Saifuddin said under the National Film Development Corporation (Finas) Act, film producers are required to inform the corporation via existing channels seven days prior to the filming date, and this even includes media meant for social media platforms.
“Perikatan Nasional (PN) takes a regressive stance on film and social media which could significantly curtail media freedom.
“It is impractical to expect or require all social media users to comply with Section 21 and 22. Even if those sections include social media, which is arguable, the minister need not take that position.
“He may have the power to exempt any persons or class of persons from the requirements of any of the provisions of the act,” Gobind said, urging Saifuddin to refer to Section 34A of the Finas Act instead.
“He should look at that provision carefully, be realistic and practical in keeping with new technology and the media landscape of today,” Gobind told Malay Mail.
Section 34A of the Finas Act reads: “The Minister may exempt any person or class of persons from any or all of the provisions of this Act.”
In Parliament during the minister’s question time, Saifuddin responded to Kluang DAP MP Wong Shu Qi, who asked the minister to state whether all film producers will be made compulsory to apply for the Film Production License and Film Shooting Certificate (SPP), regardless whether they are mainstream media agencies or personal media which produce films on social media platforms or traditional channels.
According to Saifuddin, who cited the National Film Development Corporation Act 1982, Section 22(1), said “no person shall participate in any production activities, distribute and exhibit films or any combination the activities specified in Section 21(1) unless a licence is issued authorising him to do so”.

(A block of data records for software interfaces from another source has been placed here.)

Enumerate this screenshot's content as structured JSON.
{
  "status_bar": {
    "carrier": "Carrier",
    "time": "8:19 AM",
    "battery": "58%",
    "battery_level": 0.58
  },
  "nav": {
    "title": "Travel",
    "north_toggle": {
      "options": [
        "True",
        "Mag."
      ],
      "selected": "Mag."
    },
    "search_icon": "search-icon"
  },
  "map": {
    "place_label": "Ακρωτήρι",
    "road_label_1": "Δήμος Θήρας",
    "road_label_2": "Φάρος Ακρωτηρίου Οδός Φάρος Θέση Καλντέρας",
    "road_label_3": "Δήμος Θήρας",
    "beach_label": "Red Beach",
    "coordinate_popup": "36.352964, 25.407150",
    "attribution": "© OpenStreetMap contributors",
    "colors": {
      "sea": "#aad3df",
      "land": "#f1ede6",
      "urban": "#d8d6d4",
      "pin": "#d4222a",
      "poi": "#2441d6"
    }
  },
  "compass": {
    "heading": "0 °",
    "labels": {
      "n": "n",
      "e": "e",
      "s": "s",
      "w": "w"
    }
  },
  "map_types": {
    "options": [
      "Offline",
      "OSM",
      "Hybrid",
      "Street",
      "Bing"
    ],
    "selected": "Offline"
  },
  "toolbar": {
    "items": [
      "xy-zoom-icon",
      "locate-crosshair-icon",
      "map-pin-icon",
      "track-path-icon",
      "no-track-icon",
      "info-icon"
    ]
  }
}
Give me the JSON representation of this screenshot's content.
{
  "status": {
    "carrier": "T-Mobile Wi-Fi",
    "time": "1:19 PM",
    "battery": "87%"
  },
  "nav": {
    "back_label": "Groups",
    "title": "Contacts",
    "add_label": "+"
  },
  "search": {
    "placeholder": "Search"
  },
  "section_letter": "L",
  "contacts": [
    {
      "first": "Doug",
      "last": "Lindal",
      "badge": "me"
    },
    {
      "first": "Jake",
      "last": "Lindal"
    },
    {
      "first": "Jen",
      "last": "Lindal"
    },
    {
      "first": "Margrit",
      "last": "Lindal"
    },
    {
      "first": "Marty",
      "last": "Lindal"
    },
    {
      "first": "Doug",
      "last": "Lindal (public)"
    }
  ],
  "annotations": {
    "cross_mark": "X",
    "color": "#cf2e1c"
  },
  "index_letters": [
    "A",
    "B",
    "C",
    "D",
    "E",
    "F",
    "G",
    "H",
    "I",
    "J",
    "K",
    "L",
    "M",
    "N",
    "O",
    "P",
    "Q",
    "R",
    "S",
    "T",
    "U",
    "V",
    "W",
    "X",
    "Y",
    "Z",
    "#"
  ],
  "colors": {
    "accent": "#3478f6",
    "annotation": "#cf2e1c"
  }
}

He added that the Additional Conditions of Film Production under Regulations 4 of the Act (Licensing) 1983, Condition (1) that is enforced, “licensees, if filming, should inform the corporation no later than seven days before filming a movie begins through certain forms issued by the corporation”.
“By submission of the form, the SPP will be issued by the corporation,” he said, referring to Finas.

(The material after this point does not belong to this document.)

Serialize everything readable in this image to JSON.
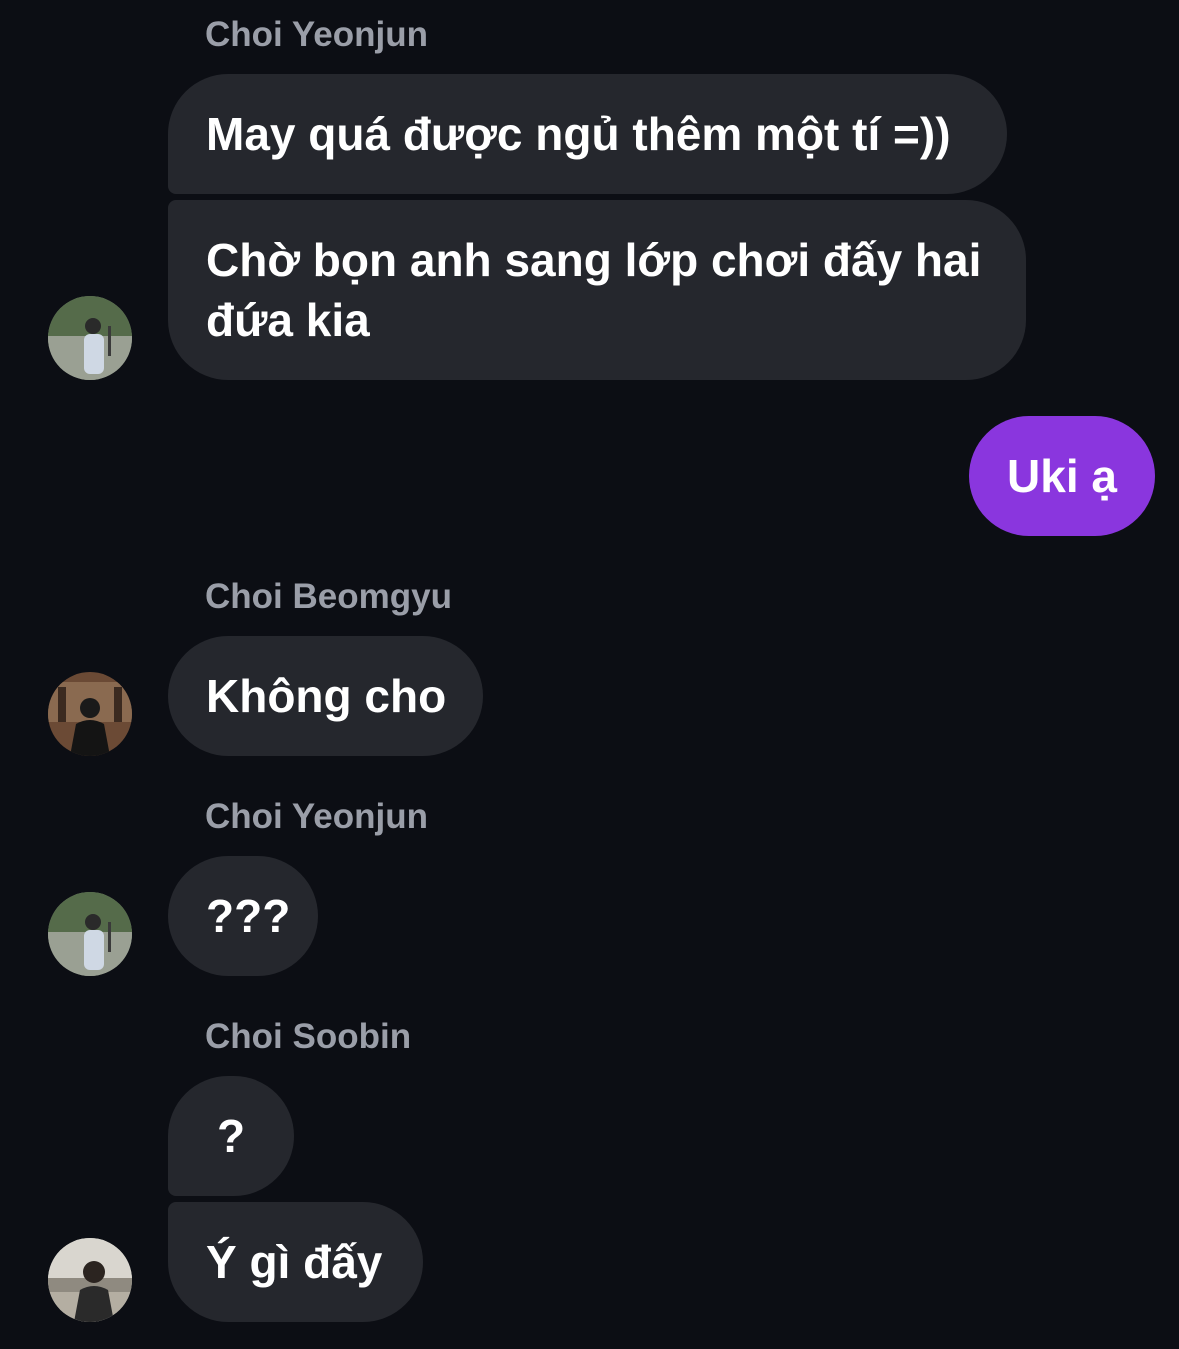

Among other things, Finas’ functions under the Act include the development of the film industry, and the regulation and control of the production, distribution and exhibition of films in Malaysia and to issue licences for such purposes.
Wong’s question came after Saifuddin reportedly said his ministry will check if Al Jazeera had obtained a licence from Finas to produce the documentary — Locked Up in Malaysia’s Lockdown — which was aired on its 101 East weekly current affairs show — before it started production, saying that a lack of licence would be considered an offence as permission from Finas is needed before films and documentaries can be produced in Malaysia.

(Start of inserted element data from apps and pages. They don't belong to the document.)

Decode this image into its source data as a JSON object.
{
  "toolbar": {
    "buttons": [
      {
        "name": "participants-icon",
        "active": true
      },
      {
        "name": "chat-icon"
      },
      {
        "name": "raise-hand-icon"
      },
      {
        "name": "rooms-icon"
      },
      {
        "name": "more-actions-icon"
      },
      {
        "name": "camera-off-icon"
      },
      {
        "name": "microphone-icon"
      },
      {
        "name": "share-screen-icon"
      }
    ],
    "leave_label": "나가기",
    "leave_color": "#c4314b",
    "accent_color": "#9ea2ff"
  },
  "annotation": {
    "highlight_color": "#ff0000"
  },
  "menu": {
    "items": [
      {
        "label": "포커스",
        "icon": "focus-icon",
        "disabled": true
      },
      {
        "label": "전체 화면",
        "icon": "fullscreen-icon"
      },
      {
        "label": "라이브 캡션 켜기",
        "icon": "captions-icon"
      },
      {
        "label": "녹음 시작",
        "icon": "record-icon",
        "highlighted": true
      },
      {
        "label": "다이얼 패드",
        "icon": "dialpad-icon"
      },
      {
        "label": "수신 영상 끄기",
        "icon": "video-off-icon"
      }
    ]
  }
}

The news outlet has since dismissed claims by Finas that it did not have the necessary licence to film or air its documentary on the alleged mistreatment of migrants in Malaysia.
Al Jazeera English managing director Giles Trendle had in a statement yesterday said that per Finas’ own definition, its 101 East weekly current affairs show does not fall into the category of film requiring a licence.
He also said the authorities, unable to contest the integrity of their journalism, are now attempting this new gambit of claiming the news outlet did not have a proper licence.
Lembah Pantai MP Fahmi Fadzil had later pressed Saifuddin to explain if he meant all Malaysians were required to obtain a licence to produce any video content, after the minister implied so in Parliament.
Fahmi said the minister’s remarks were worrying as they suggested that that any person producing video content, even for personal use on social media, was subject to the licensing requirement that also needed them to have companies with a paid up-up capital of RM50,000 each.
He pointed to a recent video published by content creator Dustin Pfundheller on his Facebook page titled Other Side of the Truth on May 18 and asked the minister if this production was also licensed.
The video was shown on the state-owned Bernama TV.